As one of my more ecologically-minded friends exclaimed in astonishment: ďThatís like driving piles above Rio Frio cave or any other cave on dry land. No one in their right mind would allow this to continue. Another aspect to consider is the additional collective weight of these new structures being supported by the roof of the cave.

One of the features of limestone is the stratification that sometimes also has vertical fissures or cracks. The mere fact that there is a cave below indicates fissures and cracks in the limestone. Pounding this platform with a piledriver is a disaster waiting to happen.

Wake up Caye Caulker!Ē

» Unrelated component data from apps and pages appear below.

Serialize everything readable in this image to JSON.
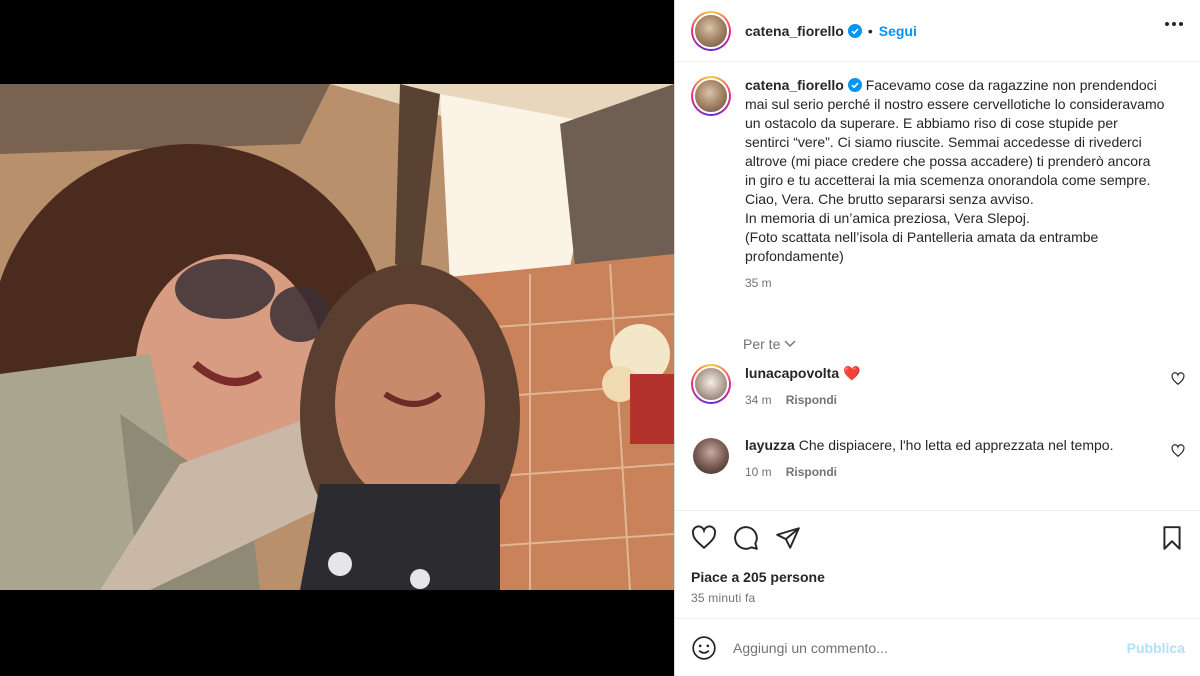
{
  "post": {
    "username": "catena_fiorello",
    "dot": "•",
    "follow_label": "Segui",
    "caption": "Facevamo cose da ragazzine non prendendoci mai sul serio perché il nostro essere cervellotiche lo consideravamo un ostacolo da superare. E abbiamo riso di cose stupide per sentirci “vere”. Ci siamo riuscite. Semmai accedesse di rivederci altrove (mi piace credere che possa accadere) ti prenderò ancora in giro e tu accetterai la mia scemenza onorandola come sempre. Ciao, Vera. Che brutto separarsi senza avviso.\nIn memoria di un’amica preziosa, Vera Slepoj.\n(Foto scattata nell’isola di Pantelleria amata da entrambe profondamente)",
    "caption_time": "35 m",
    "per_te_label": "Per te",
    "likes_text": "Piace a 205 persone",
    "posted_ago": "35 minuti fa"
  },
  "comments": [
    {
      "username": "lunacapovolta",
      "text": "❤️",
      "time": "34 m",
      "reply_label": "Rispondi"
    },
    {
      "username": "layuzza",
      "text": "Che dispiacere, l'ho letta ed apprezzata nel tempo.",
      "time": "10 m",
      "reply_label": "Rispondi"
    }
  ],
  "add_comment": {
    "placeholder": "Aggiungi un commento...",
    "publish_label": "Pubblica"
  },
  "colors": {
    "accent": "#0095f6",
    "publish_disabled": "#b2dffc",
    "muted": "#737373",
    "verified": "#0095f6"
  }
}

Another one of my alarmed friends lamented sadly: "One day in the future Caye Caulker will be a dive site like the Blue Hole and tour guides will be telling tourists that an entire city is below us with giant hotels, schools, an airport, and grocery stores, Please donít pick up anything from the ocean floor out of our respect for the people that used to live here.

I get goosebumps just typing this. I love Caye Caulker!"

Itís not even like the Central Building Authority is ignorant of the fact that a cave system exists underneath Caye Caulker island. I called there to inquire whether a permit had been issued for this particular project that's been crazily vibrating my home and was alarmed to hear the inspector nonchalantly state that they frequently get calls complaining about pile driving on top of the cave system. This isnít the only project driving piles into the ground, apparently, thereís more elsewhere on the island as well. And Iím sure there are applications for others currently in the pipeline.

In order for anyone of these projects to get permit approval, the Department of the Environment must first give environmental clearance. Is the DoE sleeping at the wheel? Are we waiting for an environmental catastrophe and the collapse of our island before those that are in the position to do something actually do something?

Caye Caulker has survived countless Category 5 hurricanes, but it is debatable whether it will survive the current building boom.

(The photo accompanying this essay is a photoshop of an actual photo taken by Mark Long inside the cave system underneath Caye Caulker. It was created to illustrate the likely effect of these piles.)